The next few weeks were the most challenging of our lives. Our mothers flew over from the UK the next day to meet their little granddaughter in ICU. At that point we didn’t know what was going to happen. We had to wait for a week until they had a space for her down in Helsinki and then she was flown down by air ambulance, we followed on the train. She had heart surgery when she was two weeks old and from then on she made a miraculous recovery. She ‘woke up’ on Father’s Day, we all came back up to Oulu a week later and she came home at the end of June.
Now she’s a very tall, very bouncy and extremely loud five year old who you would never suspect was a ‘heart baby’ apart from her scar.
I feel awful when we go for her check ups at the heart clinic and she’s so obviously healthy. It’s a form of guilt that my baby is ok and there are mothers and children sitting there who aren’t nearly so lucky but I have to try not to feel that way.
We were very lucky. We know that. So many things could have gone wrong. The bus could have been late. I could have ignored my gut and just gone home to try feeding her again.
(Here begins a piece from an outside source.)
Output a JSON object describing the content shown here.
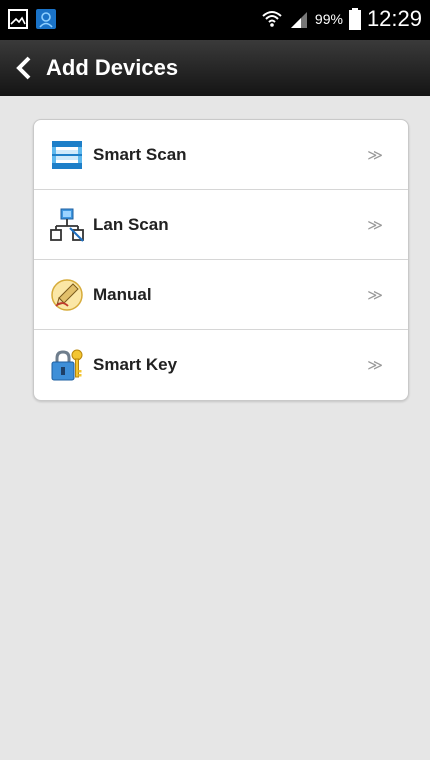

Because of what happened we also missed a lot of things. We barely held her in that first month – we’ve made up for it since believe me! – I couldn’t feed her myself, something I regretted for a very long time. Once she came home we could only pick her up like she was a tray so that her chest would heal. We couldn’t have any visitors for the first month so the house was as germ free as possible. All those plans we’d made were put on hold.
But as a result we also gained a unique sense of perspective.
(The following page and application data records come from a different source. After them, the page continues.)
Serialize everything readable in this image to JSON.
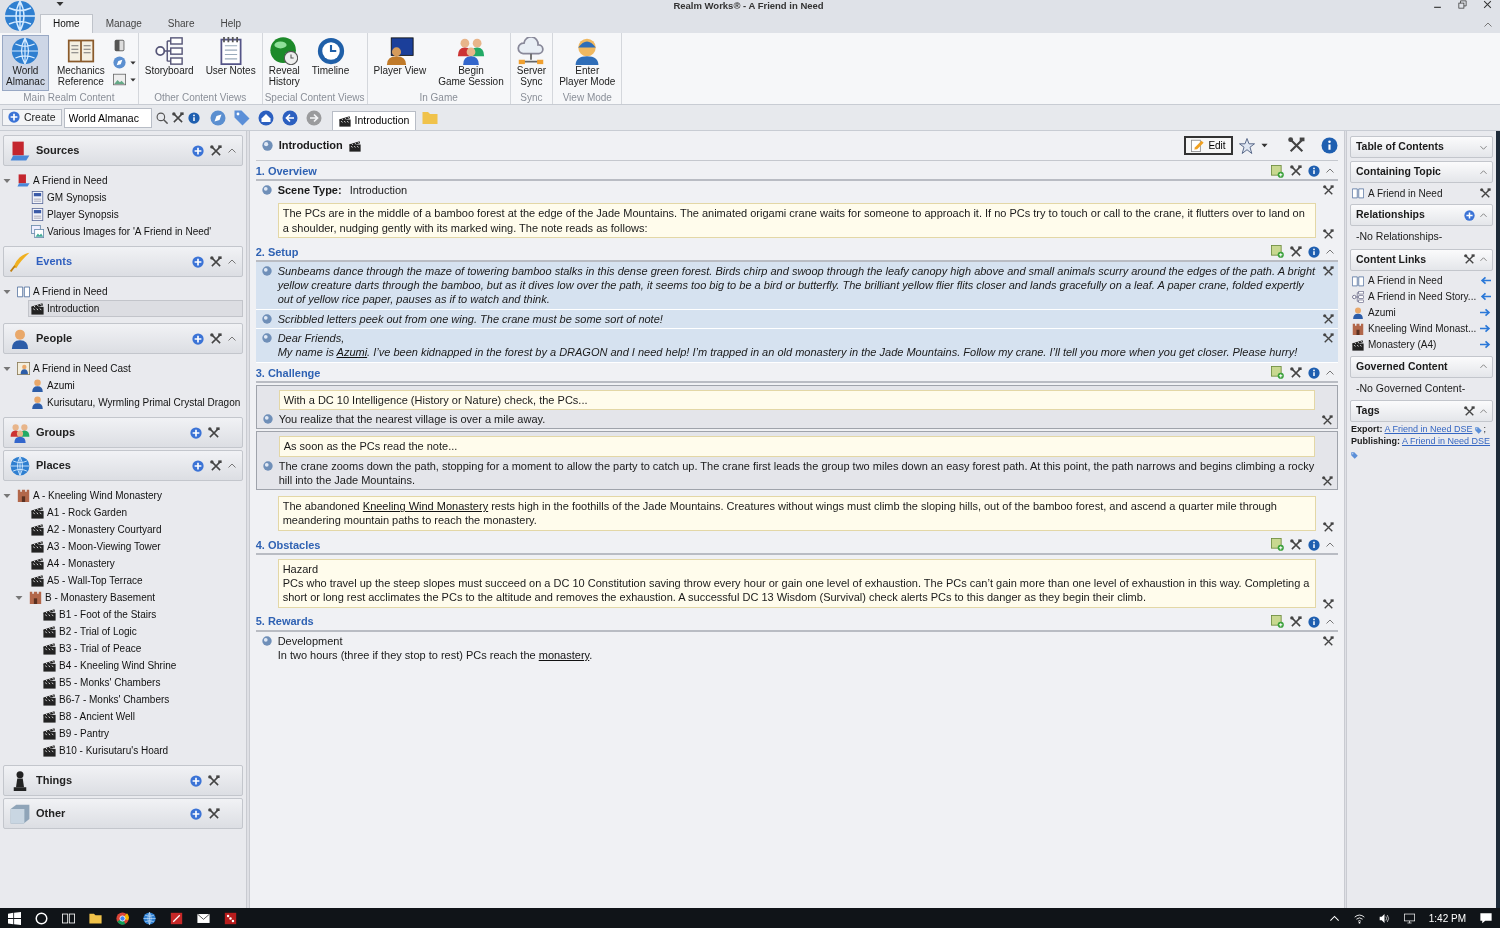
{
  "window": {
    "title": "Realm Works® - A Friend in Need"
  },
  "ribbon": {
    "tabs": [
      {
        "label": "Home",
        "selected": true
      },
      {
        "label": "Manage",
        "selected": false
      },
      {
        "label": "Share",
        "selected": false
      },
      {
        "label": "Help",
        "selected": false
      }
    ],
    "groups": [
      {
        "label": "Main Realm Content",
        "buttons": [
          {
            "lines": [
              "World",
              "Almanac"
            ],
            "kind": "globe",
            "selected": true
          },
          {
            "lines": [
              "Mechanics",
              "Reference"
            ],
            "kind": "ledger",
            "selected": false
          }
        ],
        "small_buttons": [
          {
            "dropdown": false
          },
          {
            "dropdown": true
          },
          {
            "dropdown": true
          }
        ]
      },
      {
        "label": "Other Content Views",
        "buttons": [
          {
            "lines": [
              "Storyboard"
            ],
            "kind": "storyboard",
            "selected": false
          },
          {
            "lines": [
              "User Notes"
            ],
            "kind": "notepad",
            "selected": false
          }
        ]
      },
      {
        "label": "Special Content Views",
        "buttons": [
          {
            "lines": [
              "Reveal",
              "History"
            ],
            "kind": "orb",
            "selected": false
          },
          {
            "lines": [
              "Timeline"
            ],
            "kind": "clock",
            "selected": false
          }
        ]
      },
      {
        "label": "In Game",
        "buttons": [
          {
            "lines": [
              "Player View"
            ],
            "kind": "monitor",
            "selected": false
          },
          {
            "lines": [
              "Begin",
              "Game Session"
            ],
            "kind": "people",
            "selected": false
          }
        ]
      },
      {
        "label": "Sync",
        "buttons": [
          {
            "lines": [
              "Server",
              "Sync"
            ],
            "kind": "cloud",
            "selected": false
          }
        ]
      },
      {
        "label": "View Mode",
        "buttons": [
          {
            "lines": [
              "Enter",
              "Player Mode"
            ],
            "kind": "helmet",
            "selected": false
          }
        ]
      }
    ]
  },
  "toolbar": {
    "create": "Create",
    "search": "World Almanac",
    "nav": [
      {
        "kind": "compass",
        "disabled": false
      },
      {
        "kind": "tag",
        "disabled": false
      },
      {
        "kind": "home",
        "disabled": false
      },
      {
        "kind": "back",
        "disabled": false
      },
      {
        "kind": "forward",
        "disabled": true
      }
    ],
    "tabs": [
      {
        "label": "Introduction",
        "selected": true
      }
    ]
  },
  "sidebar": [
    {
      "title": "Sources",
      "kind": "book-red",
      "selected": false,
      "expanded": true,
      "items": [
        {
          "label": "A Friend in Need",
          "kind": "book-red",
          "selected": false,
          "expanded": true,
          "children": [
            {
              "label": "GM Synopsis",
              "kind": "doc",
              "selected": false
            },
            {
              "label": "Player Synopsis",
              "kind": "doc",
              "selected": false
            },
            {
              "label": "Various Images for 'A Friend in Need'",
              "kind": "images",
              "selected": false
            }
          ]
        }
      ]
    },
    {
      "title": "Events",
      "kind": "quill",
      "selected": true,
      "expanded": true,
      "items": [
        {
          "label": "A Friend in Need",
          "kind": "book-open",
          "selected": false,
          "expanded": true,
          "children": [
            {
              "label": "Introduction",
              "kind": "clapper",
              "selected": true
            }
          ]
        }
      ]
    },
    {
      "title": "People",
      "kind": "person",
      "selected": false,
      "expanded": true,
      "items": [
        {
          "label": "A Friend in Need Cast",
          "kind": "cast",
          "selected": false,
          "expanded": true,
          "children": [
            {
              "label": "Azumi",
              "kind": "person",
              "selected": false
            },
            {
              "label": "Kurisutaru, Wyrmling Primal Crystal Dragon",
              "kind": "person",
              "selected": false
            }
          ]
        }
      ]
    },
    {
      "title": "Groups",
      "kind": "people",
      "selected": false,
      "expanded": false
    },
    {
      "title": "Places",
      "kind": "globe",
      "selected": false,
      "expanded": true,
      "items": [
        {
          "label": "A - Kneeling Wind Monastery",
          "kind": "castle",
          "selected": false,
          "expanded": true,
          "children": [
            {
              "label": "A1 - Rock Garden",
              "kind": "clapper",
              "selected": false
            },
            {
              "label": "A2 - Monastery Courtyard",
              "kind": "clapper",
              "selected": false
            },
            {
              "label": "A3 - Moon-Viewing Tower",
              "kind": "clapper",
              "selected": false
            },
            {
              "label": "A4 - Monastery",
              "kind": "clapper",
              "selected": false
            },
            {
              "label": "A5 - Wall-Top Terrace",
              "kind": "clapper",
              "selected": false
            },
            {
              "label": "B - Monastery Basement",
              "kind": "castle",
              "selected": false,
              "expanded": true,
              "children": [
                {
                  "label": "B1 - Foot of the Stairs",
                  "kind": "clapper",
                  "selected": false
                },
                {
                  "label": "B2 - Trial of Logic",
                  "kind": "clapper",
                  "selected": false
                },
                {
                  "label": "B3 - Trial of Peace",
                  "kind": "clapper",
                  "selected": false
                },
                {
                  "label": "B4 - Kneeling Wind Shrine",
                  "kind": "clapper",
                  "selected": false
                },
                {
                  "label": "B5 - Monks' Chambers",
                  "kind": "clapper",
                  "selected": false
                },
                {
                  "label": "B6-7 - Monks' Chambers",
                  "kind": "clapper",
                  "selected": false
                },
                {
                  "label": "B8 - Ancient Well",
                  "kind": "clapper",
                  "selected": false
                },
                {
                  "label": "B9 - Pantry",
                  "kind": "clapper",
                  "selected": false
                },
                {
                  "label": "B10 - Kurisutaru's Hoard",
                  "kind": "clapper",
                  "selected": false
                }
              ]
            }
          ]
        }
      ]
    },
    {
      "title": "Things",
      "kind": "pawn",
      "selected": false,
      "expanded": false
    },
    {
      "title": "Other",
      "kind": "cube",
      "selected": false,
      "expanded": false
    }
  ],
  "page": {
    "title": "Introduction",
    "edit": "Edit",
    "sections": [
      {
        "title": "1. Overview",
        "expanded": true,
        "snippets": [
          {
            "kind": "field",
            "label": "Scene Type:",
            "value": "Introduction"
          },
          {
            "kind": "note",
            "box": [
              "The PCs are in the middle of a bamboo forest at the edge of the Jade Mountains. The animated origami crane waits for someone to approach it. If no PCs try to touch or call to the crane, it flutters over to land on a shoulder, nudging gently with its marked wing. The note reads as follows:"
            ]
          }
        ]
      },
      {
        "title": "2. Setup",
        "expanded": true,
        "snippets": [
          {
            "kind": "read-aloud",
            "text": [
              "Sunbeams dance through the maze of towering bamboo stalks in this dense green forest. Birds chirp and swoop through the leafy canopy high above and small animals scurry around the edges of the path. A bright yellow creature darts through the bamboo, but as it dives low over the path, it seems too big to be a bird or butterfly. The brilliant yellow flier flits closer and lands gracefully on a leaf. A paper crane, folded expertly out of yellow rice paper, pauses as if to watch and think."
            ]
          },
          {
            "kind": "read-aloud",
            "text": [
              "Scribbled letters peek out from one wing. The crane must be some sort of note!"
            ]
          },
          {
            "kind": "read-aloud",
            "text": [
              "Dear Friends,",
              [
                {
                  "text": "My name is "
                },
                {
                  "link": "Azumi"
                },
                {
                  "text": ". I’ve been kidnapped in the forest by a DRAGON and I need help! I’m trapped in an old monastery in the Jade Mountains. Follow my crane. I’ll tell you more when you get closer. Please hurry!"
                }
              ]
            ]
          }
        ]
      },
      {
        "title": "3. Challenge",
        "expanded": true,
        "snippets": [
          {
            "kind": "check",
            "box": [
              "With a DC 10 Intelligence (History or Nature) check, the PCs..."
            ],
            "text": [
              "You realize that the nearest village is over a mile away."
            ]
          },
          {
            "kind": "check",
            "box": [
              "As soon as the PCs read the note..."
            ],
            "text": [
              "The crane zooms down the path, stopping for a moment to allow the party to catch up. The crane first leads the group two miles down an easy forest path. At this point, the path narrows and begins climbing a rocky hill into the Jade Mountains."
            ]
          },
          {
            "kind": "note",
            "box": [
              [
                {
                  "text": "The abandoned "
                },
                {
                  "link": "Kneeling Wind Monastery"
                },
                {
                  "text": " rests high in the foothills of the Jade Mountains. Creatures without wings must climb the sloping hills, out of the bamboo forest, and ascend a quarter mile through meandering mountain paths to reach the monastery."
                }
              ]
            ]
          }
        ]
      },
      {
        "title": "4. Obstacles",
        "expanded": true,
        "snippets": [
          {
            "kind": "note",
            "box": [
              "Hazard",
              "PCs who travel up the steep slopes must succeed on a DC 10 Constitution saving throw every hour or gain one level of exhaustion. The PCs can’t gain more than one level of exhaustion in this way. Completing a short or long rest acclimates the PCs to the altitude and removes the exhaustion. A successful DC 13 Wisdom (Survival) check alerts PCs to this danger as they begin their climb."
            ]
          }
        ]
      },
      {
        "title": "5. Rewards",
        "expanded": true,
        "snippets": [
          {
            "kind": "gm",
            "text": [
              "Development",
              [
                {
                  "text": "In two hours (three if they stop to rest) PCs reach the "
                },
                {
                  "link": "monastery"
                },
                {
                  "text": "."
                }
              ]
            ]
          }
        ]
      }
    ]
  },
  "details": [
    {
      "title": "Table of Contents",
      "expanded": false
    },
    {
      "title": "Containing Topic",
      "expanded": true,
      "items": [
        {
          "label": "A Friend in Need",
          "kind": "book-open"
        }
      ]
    },
    {
      "title": "Relationships",
      "expanded": true,
      "add": true,
      "empty": "-No Relationships-"
    },
    {
      "title": "Content Links",
      "expanded": true,
      "tools": true,
      "items": [
        {
          "label": "A Friend in Need",
          "kind": "book-open",
          "incoming": true
        },
        {
          "label": "A Friend in Need Story...",
          "kind": "storyboard",
          "incoming": true
        },
        {
          "label": "Azumi",
          "kind": "person",
          "incoming": false
        },
        {
          "label": "Kneeling Wind Monast...",
          "kind": "castle",
          "incoming": false
        },
        {
          "label": "Monastery (A4)",
          "kind": "clapper",
          "incoming": false
        }
      ]
    },
    {
      "title": "Governed Content",
      "expanded": true,
      "empty": "-No Governed Content-"
    },
    {
      "title": "Tags",
      "expanded": true,
      "tools": true,
      "tags": [
        {
          "label": "Export:",
          "value": "A Friend in Need DSE",
          "separator": ";"
        },
        {
          "label": "Publishing:",
          "value": "A Friend in Need DSE"
        }
      ]
    }
  ],
  "taskbar": {
    "time": "1:42 PM"
  }
}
We didn’t worry about the little things any more. We saw very clearly that there were things that truly mattered and things that didn’t.
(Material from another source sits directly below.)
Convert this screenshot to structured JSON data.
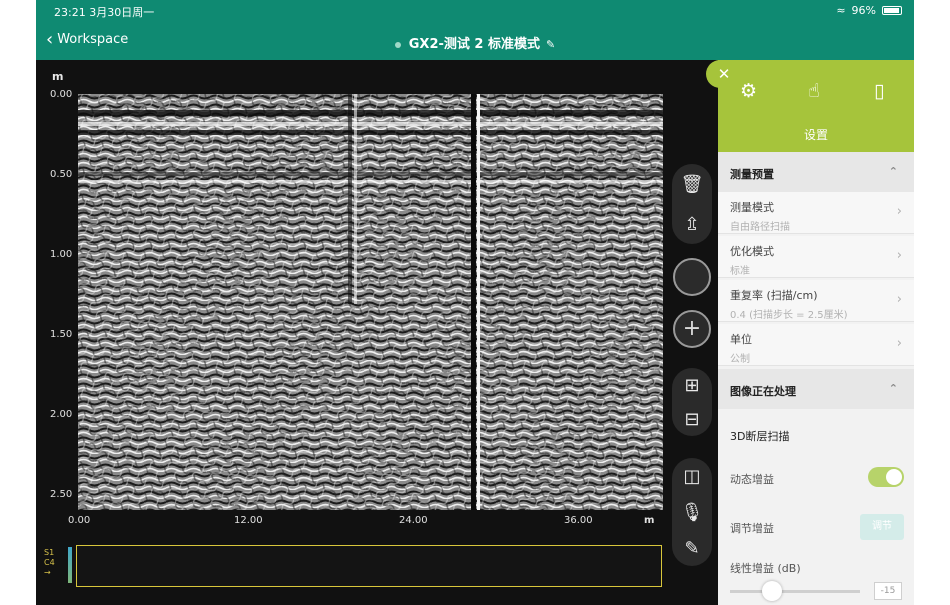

Now, you might be wondering what all of this has to do with my wanting to photograph your family.
Well. I saw, all too clearly, how quickly things can change. Children are only children for such a short time. They grow so fast and all too soon the only record of how small they were is our memories and photos.
Somehow I’m now the mother of a five year old and a two and a half year old. How did that happen? When? They were so small not so long ago!
For a long time I couldn’t look at the photos I took of Evie in the hospital. Some I still can’t look at without crying but I am so glad that I have them. At the time I didn’t know if they’d be the only photos of my little girl that I’d get to have. The shiny new camera that was supposed to capture adorable shots of her sleeping in her Moses basket and feeding took very different photos indeed. Yes, the photos had a lot of medical machinery in the background and tubes instead of her nursery and toys, but that didn’t change the fact that they were photos of our beautiful, incredibly brave, amazingly strong little fighter who still inspires me every single day.
And that is why I want to photograph your family. To capture the smiles and the personalities, the laughter and the memories so you can keep them forever. One day they’ll mean even more than you realise.
2 thoughts on “Why I want to photograph you and your family”
Oh Jo, I've got tears in my eyes reading this. What a moving piece of writing about such a difficult and frightening time. Your girls are just beautiful and the photos I've seen on Facebook are lovely. If you're ever visiting home I'd love to have my girls photographed by you xxx
Thank you so much and I'd absolutely love to photograph your gorgeous girls the next time I'm in the UK! I'll keep you posted and we'll try to arrange something! x x x